> **Try it**
Print every entry below again exactly as written, skipping the pictures.
***
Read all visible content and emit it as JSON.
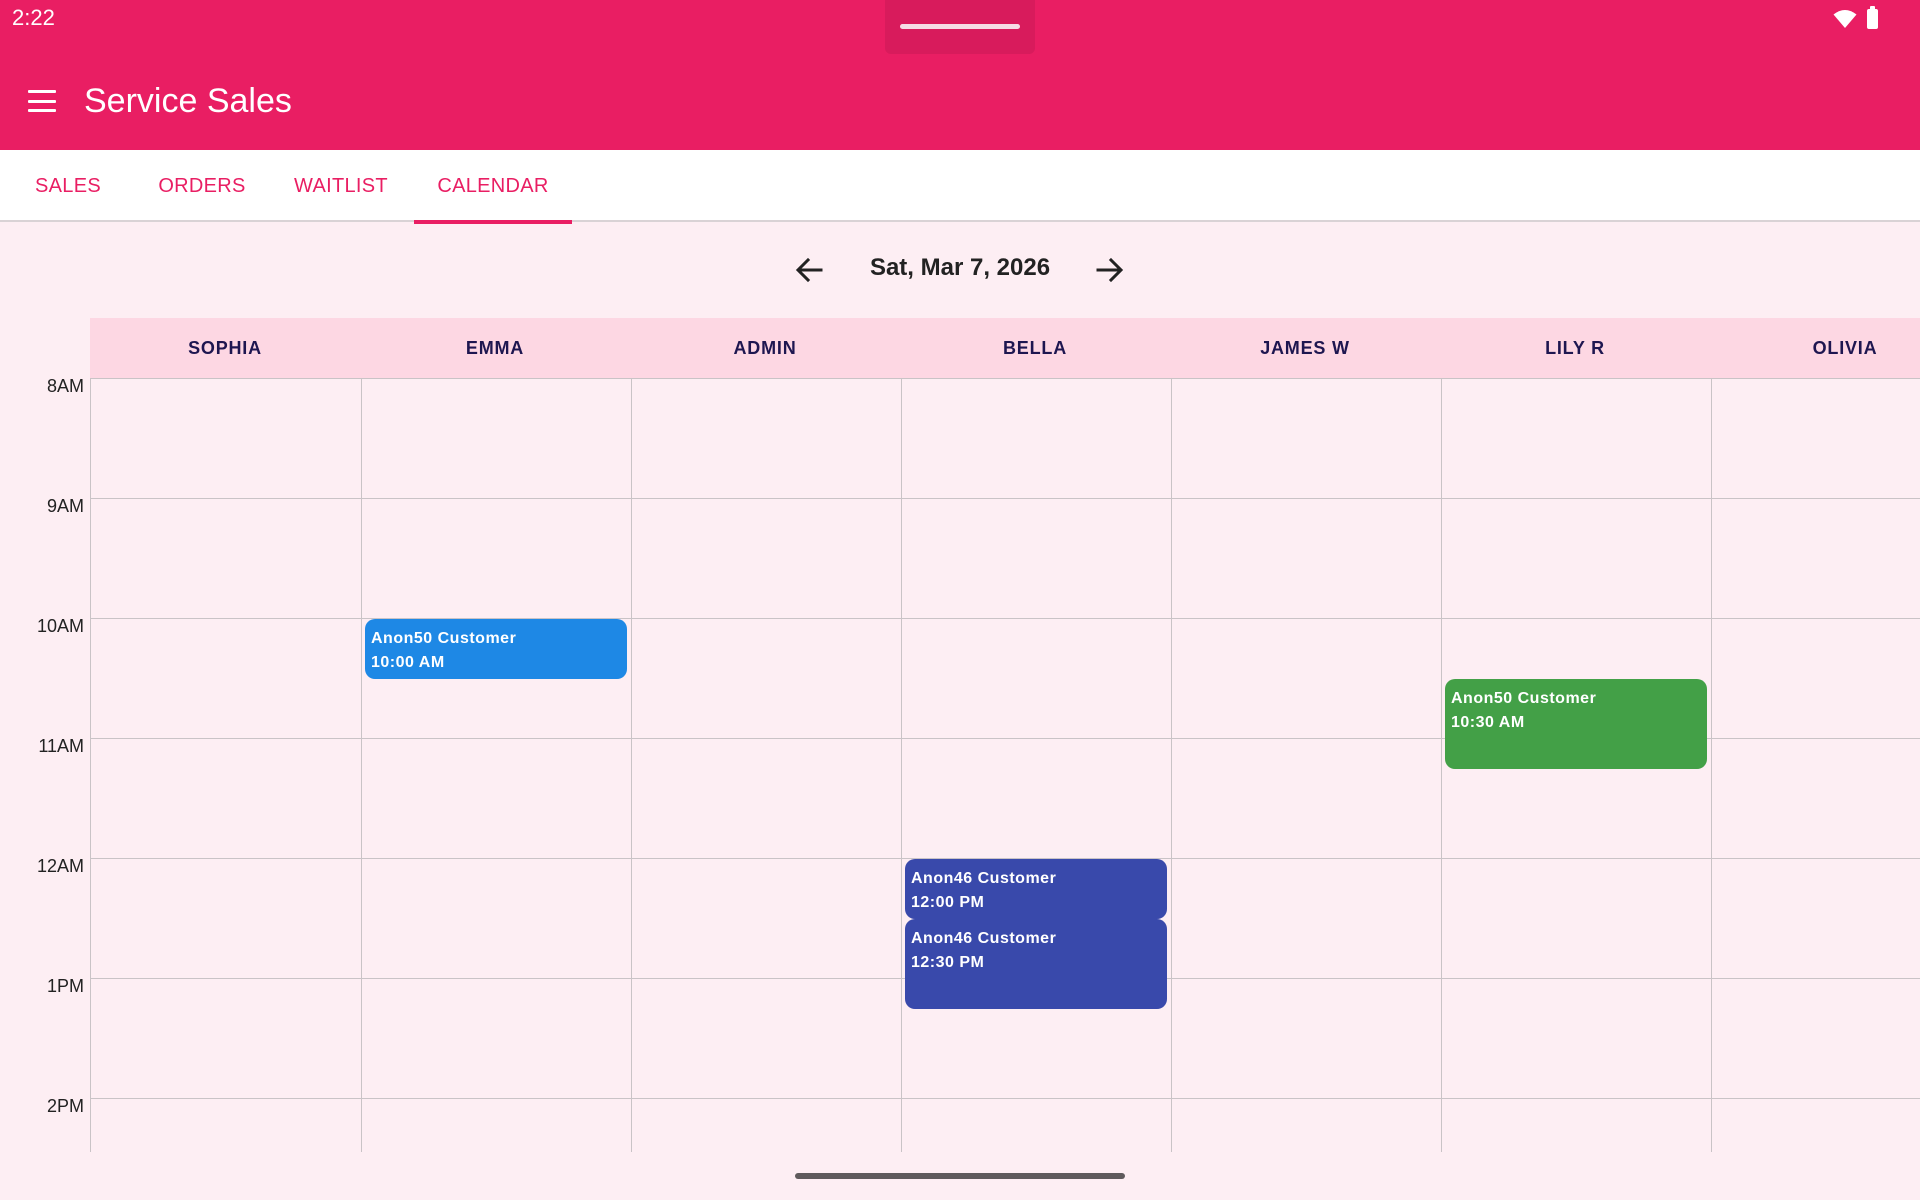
{
  "status": {
    "time": "2:22"
  },
  "app": {
    "title": "Service Sales"
  },
  "tabs": [
    {
      "label": "SALES",
      "active": false
    },
    {
      "label": "ORDERS",
      "active": false
    },
    {
      "label": "WAITLIST",
      "active": false
    },
    {
      "label": "CALENDAR",
      "active": true
    }
  ],
  "calendar": {
    "date": "Sat, Mar 7, 2026",
    "staff": [
      "SOPHIA",
      "EMMA",
      "ADMIN",
      "BELLA",
      "JAMES W",
      "LILY R",
      "OLIVIA"
    ],
    "hours": [
      "8AM",
      "9AM",
      "10AM",
      "11AM",
      "12AM",
      "1PM",
      "2PM"
    ],
    "appointments": [
      {
        "customer": "Anon50 Customer",
        "time": "10:00 AM",
        "staff": "EMMA",
        "color": "#1e88e5"
      },
      {
        "customer": "Anon50 Customer",
        "time": "10:30 AM",
        "staff": "LILY R",
        "color": "#43a047"
      },
      {
        "customer": "Anon46 Customer",
        "time": "12:00 PM",
        "staff": "BELLA",
        "color": "#3949ab"
      },
      {
        "customer": "Anon46 Customer",
        "time": "12:30 PM",
        "staff": "BELLA",
        "color": "#3949ab"
      }
    ]
  },
  "colors": {
    "primary": "#e91e63",
    "background": "#fdeef3",
    "header_row": "#fdd7e3"
  }
}
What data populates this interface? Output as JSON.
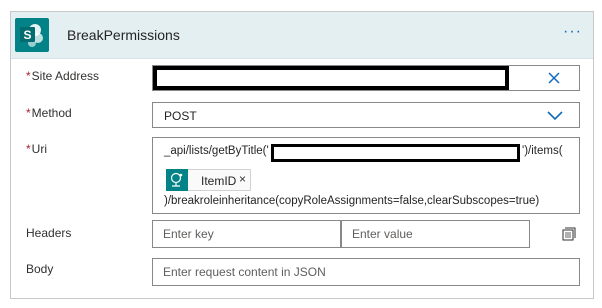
{
  "action": {
    "title": "BreakPermissions",
    "more_label": "···",
    "accent_color": "#038387",
    "icon": "sharepoint-logo-icon"
  },
  "fields": {
    "site_address": {
      "required": "*",
      "label": "Site Address",
      "value": "",
      "value_redacted": true
    },
    "method": {
      "required": "*",
      "label": "Method",
      "value": "POST"
    },
    "uri": {
      "required": "*",
      "label": "Uri",
      "prefix": "_api/lists/getByTitle('",
      "list_title_redacted": true,
      "after_title": "')/items(",
      "token": {
        "label": "ItemID",
        "remove": "×",
        "icon": "dynamic-content-icon"
      },
      "suffix": ")/breakroleinheritance(copyRoleAssignments=false,clearSubscopes=true)"
    },
    "headers": {
      "label": "Headers",
      "key_placeholder": "Enter key",
      "value_placeholder": "Enter value"
    },
    "body": {
      "label": "Body",
      "placeholder": "Enter request content in JSON"
    }
  }
}
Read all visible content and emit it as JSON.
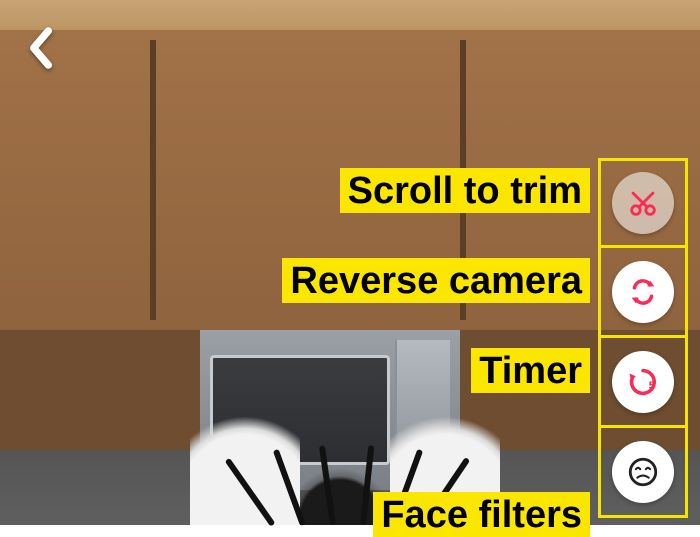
{
  "colors": {
    "highlight": "#fbe600",
    "accent": "#fb2b55"
  },
  "buttons": {
    "back": "Back"
  },
  "labels": {
    "trim": "Scroll to trim",
    "reverse": "Reverse camera",
    "timer": "Timer",
    "filters": "Face filters"
  },
  "tools": {
    "trim": {
      "icon": "scissors-icon",
      "label_key": "labels.trim"
    },
    "reverse": {
      "icon": "reverse-icon",
      "label_key": "labels.reverse"
    },
    "timer": {
      "icon": "timer-icon",
      "label_key": "labels.timer",
      "seconds": 5
    },
    "filters": {
      "icon": "face-icon",
      "label_key": "labels.filters"
    }
  }
}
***
> **Response to this task**
Read all visible content and emit it as JSON.
{
  "status": {
    "time": "2:22"
  },
  "app": {
    "title": "Service Sales"
  },
  "tabs": [
    {
      "label": "SALES",
      "active": false
    },
    {
      "label": "ORDERS",
      "active": false
    },
    {
      "label": "WAITLIST",
      "active": false
    },
    {
      "label": "CALENDAR",
      "active": true
    }
  ],
  "calendar": {
    "date": "Sat, Mar 7, 2026",
    "staff": [
      "SOPHIA",
      "EMMA",
      "ADMIN",
      "BELLA",
      "JAMES W",
      "LILY R",
      "OLIVIA"
    ],
    "hours": [
      "8AM",
      "9AM",
      "10AM",
      "11AM",
      "12AM",
      "1PM",
      "2PM"
    ],
    "appointments": [
      {
        "customer": "Anon50 Customer",
        "time": "10:00 AM",
        "staff": "EMMA",
        "color": "#1e88e5"
      },
      {
        "customer": "Anon50 Customer",
        "time": "10:30 AM",
        "staff": "LILY R",
        "color": "#43a047"
      },
      {
        "customer": "Anon46 Customer",
        "time": "12:00 PM",
        "staff": "BELLA",
        "color": "#3949ab"
      },
      {
        "customer": "Anon46 Customer",
        "time": "12:30 PM",
        "staff": "BELLA",
        "color": "#3949ab"
      }
    ]
  },
  "colors": {
    "primary": "#e91e63",
    "background": "#fdeef3",
    "header_row": "#fdd7e3"
  }
}
What data populates this interface? Output as JSON.
{
  "action": {
    "title": "BreakPermissions",
    "more_label": "···",
    "accent_color": "#038387",
    "icon": "sharepoint-logo-icon"
  },
  "fields": {
    "site_address": {
      "required": "*",
      "label": "Site Address",
      "value": "",
      "value_redacted": true
    },
    "method": {
      "required": "*",
      "label": "Method",
      "value": "POST"
    },
    "uri": {
      "required": "*",
      "label": "Uri",
      "prefix": "_api/lists/getByTitle('",
      "list_title_redacted": true,
      "after_title": "')/items(",
      "token": {
        "label": "ItemID",
        "remove": "×",
        "icon": "dynamic-content-icon"
      },
      "suffix": ")/breakroleinheritance(copyRoleAssignments=false,clearSubscopes=true)"
    },
    "headers": {
      "label": "Headers",
      "key_placeholder": "Enter key",
      "value_placeholder": "Enter value"
    },
    "body": {
      "label": "Body",
      "placeholder": "Enter request content in JSON"
    }
  }
}
Read all visible content and emit it as JSON.
{
  "colors": {
    "highlight": "#fbe600",
    "accent": "#fb2b55"
  },
  "buttons": {
    "back": "Back"
  },
  "labels": {
    "trim": "Scroll to trim",
    "reverse": "Reverse camera",
    "timer": "Timer",
    "filters": "Face filters"
  },
  "tools": {
    "trim": {
      "icon": "scissors-icon",
      "label_key": "labels.trim"
    },
    "reverse": {
      "icon": "reverse-icon",
      "label_key": "labels.reverse"
    },
    "timer": {
      "icon": "timer-icon",
      "label_key": "labels.timer",
      "seconds": 5
    },
    "filters": {
      "icon": "face-icon",
      "label_key": "labels.filters"
    }
  }
}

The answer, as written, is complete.